### Aim of the exercise
What you return should be the full listing, word for word, without a single image.

### Record excerpts

━━━━━━━━━━━━━━━━━━━━

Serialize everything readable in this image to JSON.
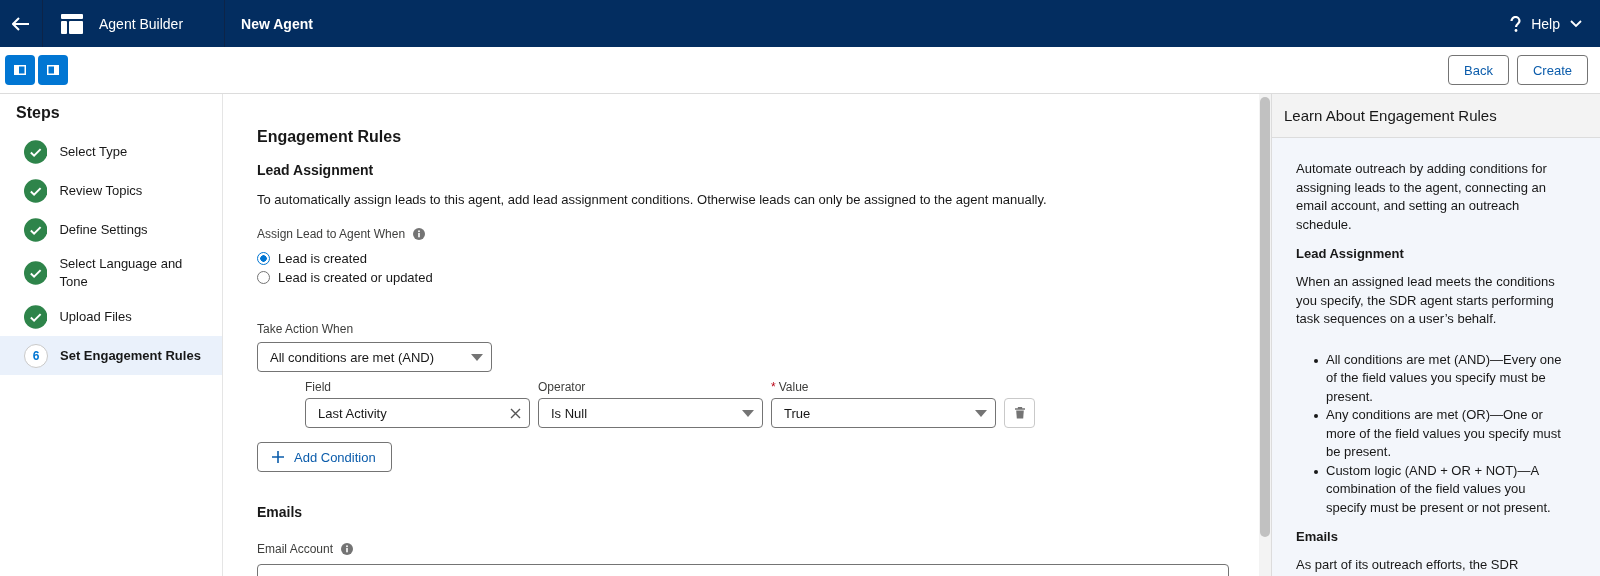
{
  "header": {
    "app_name": "Agent Builder",
    "page_title": "New Agent",
    "help_label": "Help"
  },
  "toolbar": {
    "buttons": [
      "Back",
      "Create"
    ]
  },
  "steps": {
    "title": "Steps",
    "items": [
      {
        "label": "Select Type",
        "completed": true,
        "selected": false
      },
      {
        "label": "Review Topics",
        "completed": true,
        "selected": false
      },
      {
        "label": "Define Settings",
        "completed": true,
        "selected": false
      },
      {
        "label": "Select Language and Tone",
        "completed": true,
        "selected": false
      },
      {
        "label": "Upload Files",
        "completed": true,
        "selected": false
      },
      {
        "label": "Set Engagement Rules",
        "number": "6",
        "completed": false,
        "selected": true
      }
    ]
  },
  "main": {
    "title": "Engagement Rules",
    "lead_assignment": {
      "title": "Lead Assignment",
      "description": "To automatically assign leads to this agent, add lead assignment conditions. Otherwise leads can only be assigned to the agent manually.",
      "assign_label": "Assign Lead to Agent When",
      "options": [
        {
          "label": "Lead is created",
          "selected": true
        },
        {
          "label": "Lead is created or updated",
          "selected": false
        }
      ],
      "take_action_label": "Take Action When",
      "take_action_value": "All conditions are met (AND)",
      "condition_headers": {
        "field": "Field",
        "operator": "Operator",
        "value": "Value",
        "required_mark": "*"
      },
      "conditions": [
        {
          "field": "Last Activity",
          "operator": "Is Null",
          "value": "True"
        }
      ],
      "add_button": "Add Condition"
    },
    "emails": {
      "title": "Emails",
      "email_account_label": "Email Account"
    }
  },
  "help_panel": {
    "title": "Learn About Engagement Rules",
    "blocks": [
      {
        "kind": "paragraph",
        "text": "Automate outreach by adding conditions for assigning leads to the agent, connecting an email account, and setting an outreach schedule."
      },
      {
        "kind": "heading",
        "text": "Lead Assignment"
      },
      {
        "kind": "paragraph",
        "text": "When an assigned lead meets the conditions you specify, the SDR agent starts performing task sequences on a user’s behalf."
      },
      {
        "kind": "list",
        "items": [
          "All conditions are met (AND)—Every one of the field values you specify must be present.",
          "Any conditions are met (OR)—One or more of the field values you specify must be present.",
          "Custom logic (AND + OR + NOT)—A combination of the field values you specify must be present or not present."
        ]
      },
      {
        "kind": "heading",
        "text": "Emails"
      },
      {
        "kind": "paragraph",
        "text": "As part of its outreach efforts, the SDR"
      }
    ]
  }
}
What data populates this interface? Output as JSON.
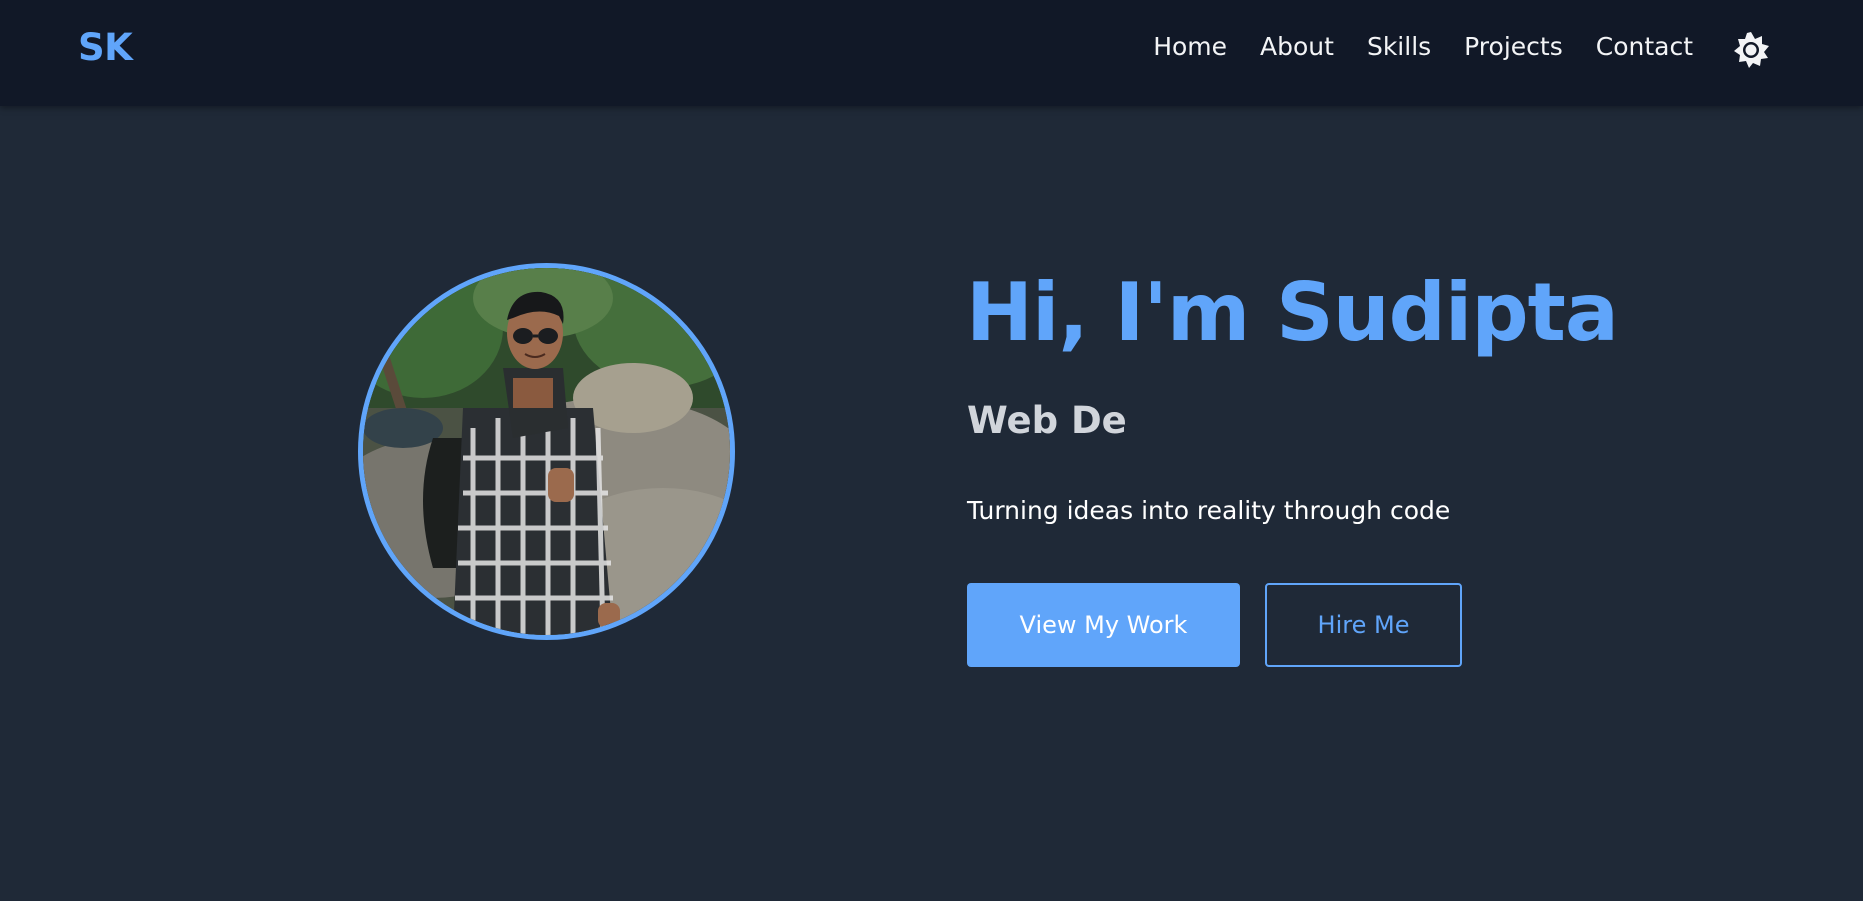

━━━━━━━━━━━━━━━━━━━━

### Answer section
Serialize everything readable in this image to JSON.
{
  "header": {
    "app_name": "Agent Builder",
    "page_title": "New Agent",
    "help_label": "Help"
  },
  "toolbar": {
    "buttons": [
      "Back",
      "Create"
    ]
  },
  "steps": {
    "title": "Steps",
    "items": [
      {
        "label": "Select Type",
        "completed": true,
        "selected": false
      },
      {
        "label": "Review Topics",
        "completed": true,
        "selected": false
      },
      {
        "label": "Define Settings",
        "completed": true,
        "selected": false
      },
      {
        "label": "Select Language and Tone",
        "completed": true,
        "selected": false
      },
      {
        "label": "Upload Files",
        "completed": true,
        "selected": false
      },
      {
        "label": "Set Engagement Rules",
        "number": "6",
        "completed": false,
        "selected": true
      }
    ]
  },
  "main": {
    "title": "Engagement Rules",
    "lead_assignment": {
      "title": "Lead Assignment",
      "description": "To automatically assign leads to this agent, add lead assignment conditions. Otherwise leads can only be assigned to the agent manually.",
      "assign_label": "Assign Lead to Agent When",
      "options": [
        {
          "label": "Lead is created",
          "selected": true
        },
        {
          "label": "Lead is created or updated",
          "selected": false
        }
      ],
      "take_action_label": "Take Action When",
      "take_action_value": "All conditions are met (AND)",
      "condition_headers": {
        "field": "Field",
        "operator": "Operator",
        "value": "Value",
        "required_mark": "*"
      },
      "conditions": [
        {
          "field": "Last Activity",
          "operator": "Is Null",
          "value": "True"
        }
      ],
      "add_button": "Add Condition"
    },
    "emails": {
      "title": "Emails",
      "email_account_label": "Email Account"
    }
  },
  "help_panel": {
    "title": "Learn About Engagement Rules",
    "blocks": [
      {
        "kind": "paragraph",
        "text": "Automate outreach by adding conditions for assigning leads to the agent, connecting an email account, and setting an outreach schedule."
      },
      {
        "kind": "heading",
        "text": "Lead Assignment"
      },
      {
        "kind": "paragraph",
        "text": "When an assigned lead meets the conditions you specify, the SDR agent starts performing task sequences on a user’s behalf."
      },
      {
        "kind": "list",
        "items": [
          "All conditions are met (AND)—Every one of the field values you specify must be present.",
          "Any conditions are met (OR)—One or more of the field values you specify must be present.",
          "Custom logic (AND + OR + NOT)—A combination of the field values you specify must be present or not present."
        ]
      },
      {
        "kind": "heading",
        "text": "Emails"
      },
      {
        "kind": "paragraph",
        "text": "As part of its outreach efforts, the SDR"
      }
    ]
  }
}
What data populates this interface? Output as JSON.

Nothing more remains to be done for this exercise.